Scrapbook has been through the Electoral Commission report into Tory election spending with a tooth comb so you don’t have to.

We reported earlier that the Tories have been fined £70,000 over “serious failures” in how it declared election expenses for the 2015 general election and three by-elections.

The Commission also slated Tory party leaders for their “unreasonable failure to cooperate” with the investigation.

Now we’ve been through the full report to uncover the biggest discrepancies between what the Tories told the Commission and the truth.

1. Tory staff in the South Thanet

What the Tories said: The Tories said a team of staff based in the South Thanet constituency were working for the central party’s anti-UKIP campaign – and not local candidate Craig Mackinlay. The Tories argued that meant staff expenses did not have to be declared as part of Macklinlay’s election spending, but as part of the central party’s election spending.

What the Electoral Commission found:

The Commission is satisfied that several of them were, for a proportion of their time during the campaign, working to procure the electoral success of Mr Mackinlay rather than of the Party and its candidates generally.

“For example, the Senior Press Advisor explains in correspondence during the campaign that he has “…been drafted in to help Craig Mackinlay with media issues during the election campaign…” and in separate correspondence explains that he is “…working full-time for our candidate in South Thanet…”

2: Where Tory staff stayed in South Thanet

What the Tories said: Nothing about party staff who stayed at the Premier Inn, Margate during the general election campaign in its initial return. During the Electoral Commission’s investigation, the party said that £3,809.03 had been spent at the hotel but omitted from the return.

What the Electoral Commission found:

Invoices seen by the Commission indicated that the Party had booked rooms at the Premier Inn Margate between 14 April and 9 May 2015.

“In correspondence and in interview the Party ultimately advised that the explanation for the missing accommodation spending from the Party’s 2015 UKPGE spending return was “simple human error”. The Commission is satisfied that this does not constitute a reasonable excuse.
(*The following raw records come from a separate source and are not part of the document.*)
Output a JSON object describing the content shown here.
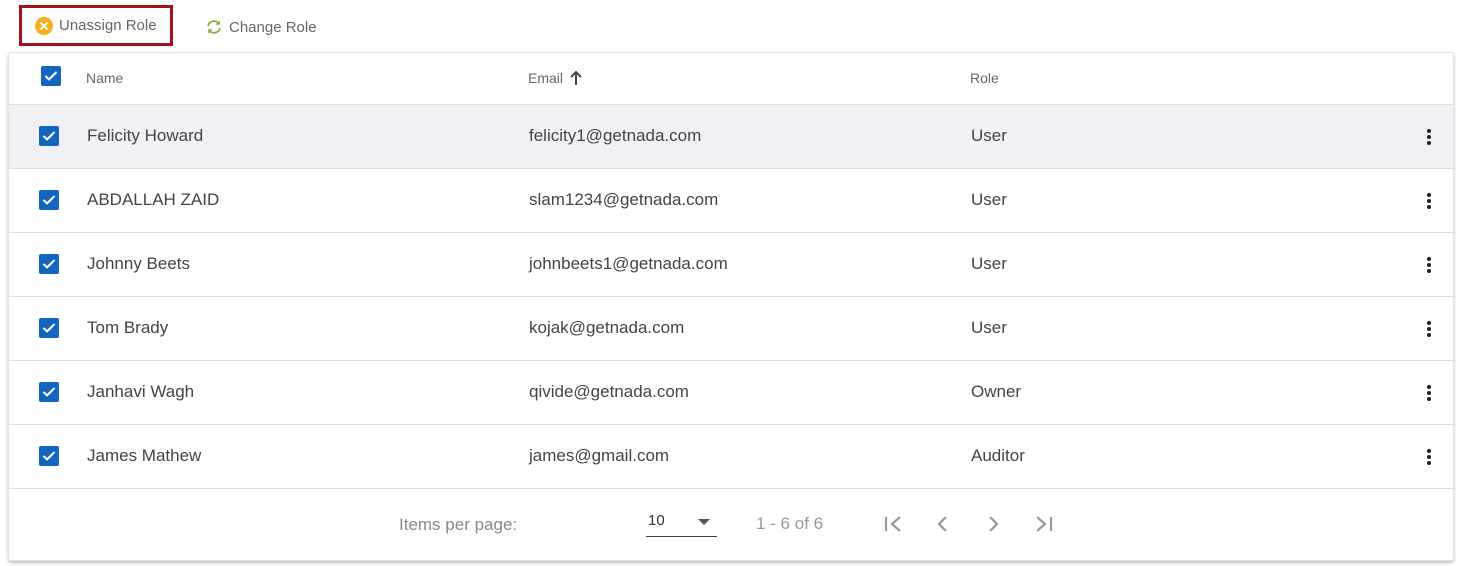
{
  "toolbar": {
    "unassign_label": "Unassign Role",
    "change_label": "Change Role"
  },
  "table": {
    "columns": {
      "name": "Name",
      "email": "Email",
      "role": "Role"
    },
    "rows": [
      {
        "name": "Felicity Howard",
        "email": "felicity1@getnada.com",
        "role": "User",
        "checked": true
      },
      {
        "name": "ABDALLAH ZAID",
        "email": "slam1234@getnada.com",
        "role": "User",
        "checked": true
      },
      {
        "name": "Johnny Beets",
        "email": "johnbeets1@getnada.com",
        "role": "User",
        "checked": true
      },
      {
        "name": "Tom Brady",
        "email": "kojak@getnada.com",
        "role": "User",
        "checked": true
      },
      {
        "name": "Janhavi Wagh",
        "email": "qivide@getnada.com",
        "role": "Owner",
        "checked": true
      },
      {
        "name": "James Mathew",
        "email": "james@gmail.com",
        "role": "Auditor",
        "checked": true
      }
    ]
  },
  "paginator": {
    "items_per_page_label": "Items per page:",
    "page_size": "10",
    "range_label": "1 - 6 of 6"
  },
  "colors": {
    "accent": "#1565c0",
    "highlight_border": "#a4121b",
    "unassign_icon": "#f2b01e",
    "change_icon": "#7cb342"
  }
}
It does not represent evidence of unforeseen or exceptional circumstances beyond Mr Day’s or the Party’s control that prevented it from reporting this spending.”

3. The cost of the Tory 2015 general election battle bus

What the Tories said: The party registered total spending on the battle bus as £38,996.06.

What the Electoral Commission found: 

“During the investigation the Party identified further spending of £63,487 on Battlebus2015 campaign activity that had not been reported in its campaign spending return. [Tory Treasurer] Mr Day and the Party explained that the omission happened because, during the compilation of the return, spending on a particular budget code was not coded properly and not properly reviewed in accordance with the Party’s financial systems.

“Consequently, they stated, as a result of human error the Party did not identify this spending as campaign spending and did not include it in the return. 112. This does not represent evidence of unforeseen or exceptional circumstances beyond the Party’s control that prevented it from reporting this spending. Consequently it is not a reasonable excuse for the omissions.”

4. Who benefited from the battle bus

What the Tories said: The party argued it was a national campaign and should therefor be registered as national spending, rather than be added to the expenses of candidates in constituencies where the bus stopped.

What the Electoral Commission found:

“The Commission is satisfied that a proportion of the reported spending was candidate campaign spending and should not have been included in the Party’s return. That proportion was also, as a result of this, not included in any relevant candidate’s campaign expenses return, casting doubt on the accuracy of those returns.

“There were extensive social media posts from the time of the Battlebus2015 campaign activity that show activists from the coaches holding campaign material promoting individual candidates as opposed to the Party. Whilst the social media posts cannot show the true scale of the candidate campaigning that was taking place on the Battlebus2015 activity, viewed as a body of evidence they are consistent with candidate campaigning having been taking place across a number of constituencies.”

5. Co-operation with the investigation

What the Tories said: That it had “not been uncooperative during the investigation, and that the proposed sanctions were disproportionate in comparison with the penalties issued to other parties in respect of similar matters”

What the Commission found:

“The Party’s unreasonable failure to cooperate with the Commission caused delay to the investigation, as described in this report. In addition, when determining the sanctions the Commission considered the specific facts of this case, and its aggravating and mitigating factors, in line with its Enforcement Policy.”

A unanimous verdict…

  1. Chris Bergin says:

    These people are becoming a huge joke. Promoted beyond their ability just like the rabble destroying what used to be a civilised country.

  2. People that I have talked to watching the TV news just think it was a single bus but I believe there were 24 buses engaged in support of Tory candidates in key marginal constituencies. I hope few expensive collars will be getting felt shortly.

Leave a comment

Your email address will not be published.


Comments are limited to 1000 characters.